++++ ENTRIES SHOWN ++++

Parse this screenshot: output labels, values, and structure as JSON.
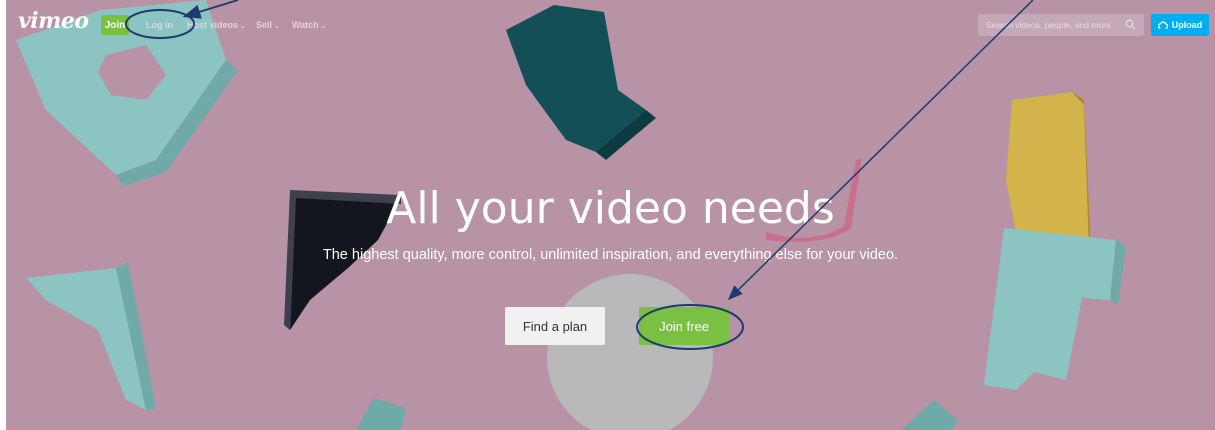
{
  "nav": {
    "logo": "vimeo",
    "join_label": "Join",
    "login_label": "Log in",
    "links": [
      {
        "label": "Host videos"
      },
      {
        "label": "Sell"
      },
      {
        "label": "Watch"
      }
    ],
    "search_placeholder": "Search videos, people, and more",
    "upload_label": "Upload"
  },
  "hero": {
    "headline": "All your video needs",
    "subline": "The highest quality, more control, unlimited inspiration, and everything else for your video.",
    "find_plan_label": "Find a plan",
    "join_free_label": "Join free"
  },
  "icons": {
    "search": "search-icon",
    "upload": "upload-icon",
    "chevron": "chevron-down-icon"
  },
  "colors": {
    "background": "#b892a5",
    "brand_green": "#7ac143",
    "upload_blue": "#00adef",
    "annotation": "#1f3a6e"
  }
}
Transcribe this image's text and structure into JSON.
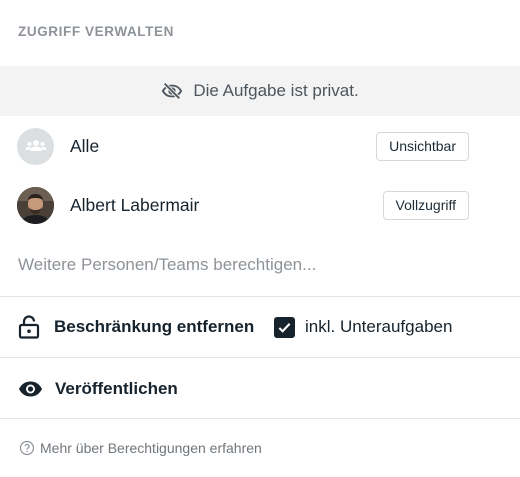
{
  "header": {
    "title": "ZUGRIFF VERWALTEN"
  },
  "banner": {
    "text": "Die Aufgabe ist privat.",
    "icon": "eye-off-icon"
  },
  "people": [
    {
      "name": "Alle",
      "access": "Unsichtbar",
      "avatar": "group-icon"
    },
    {
      "name": "Albert Labermair",
      "access": "Vollzugriff",
      "avatar": "user-photo"
    }
  ],
  "invite": {
    "placeholder": "Weitere Personen/Teams berechtigen...",
    "value": ""
  },
  "actions": {
    "remove_restriction": "Beschränkung entfernen",
    "include_subtasks": "inkl. Unteraufgaben",
    "include_subtasks_checked": true,
    "publish": "Veröffentlichen"
  },
  "help": {
    "text": "Mehr über Berechtigungen erfahren"
  },
  "colors": {
    "text": "#16232d",
    "muted": "#8d9399",
    "banner_bg": "#f3f3f3",
    "checkbox": "#16232d"
  }
}
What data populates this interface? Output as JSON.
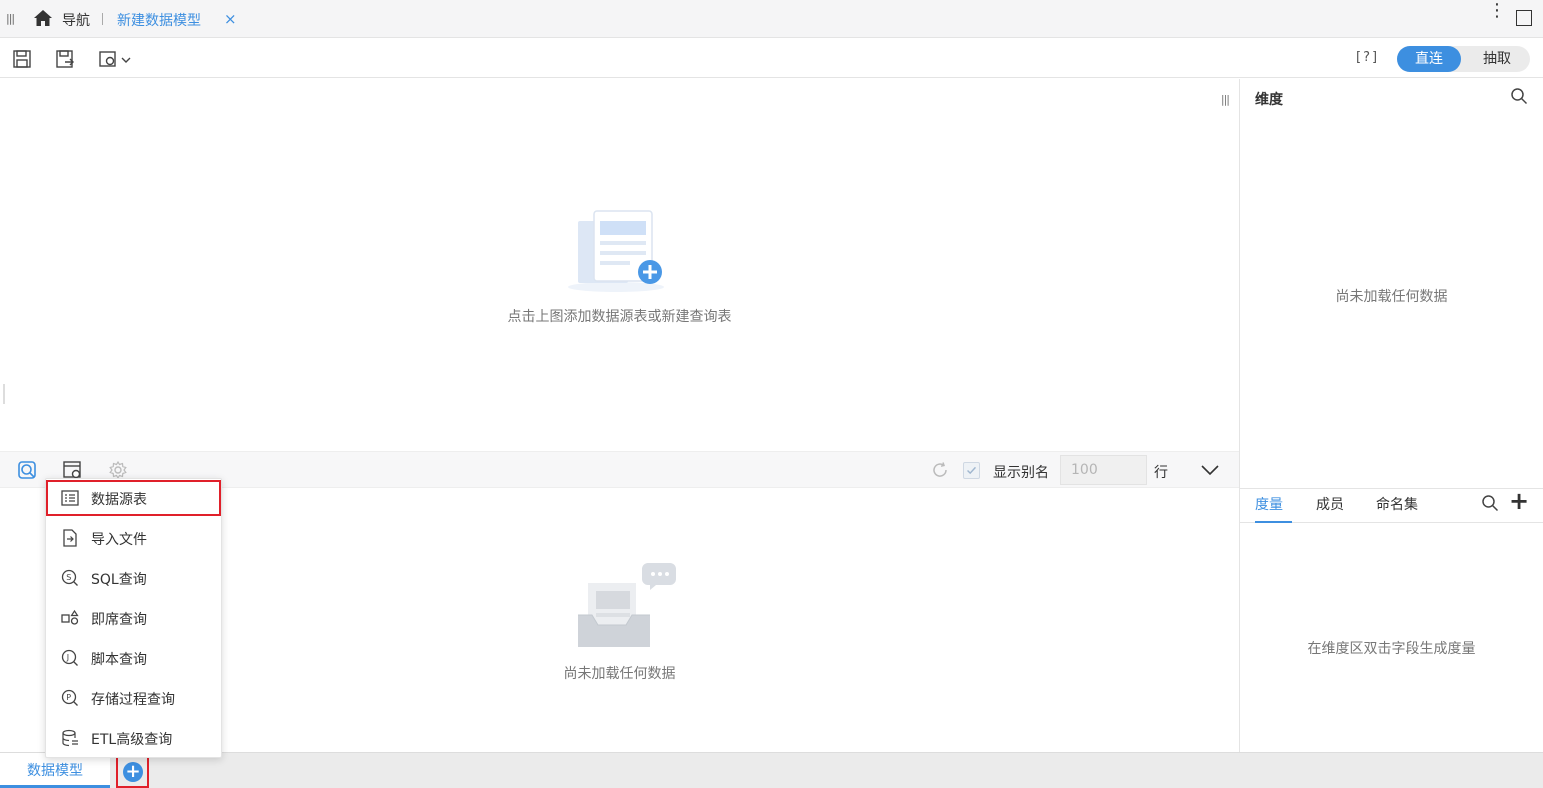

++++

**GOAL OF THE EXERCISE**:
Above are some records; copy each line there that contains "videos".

**TASK SOLUTION**:
        "label": "Host videos"
    "search_placeholder": "Search videos, people, and more",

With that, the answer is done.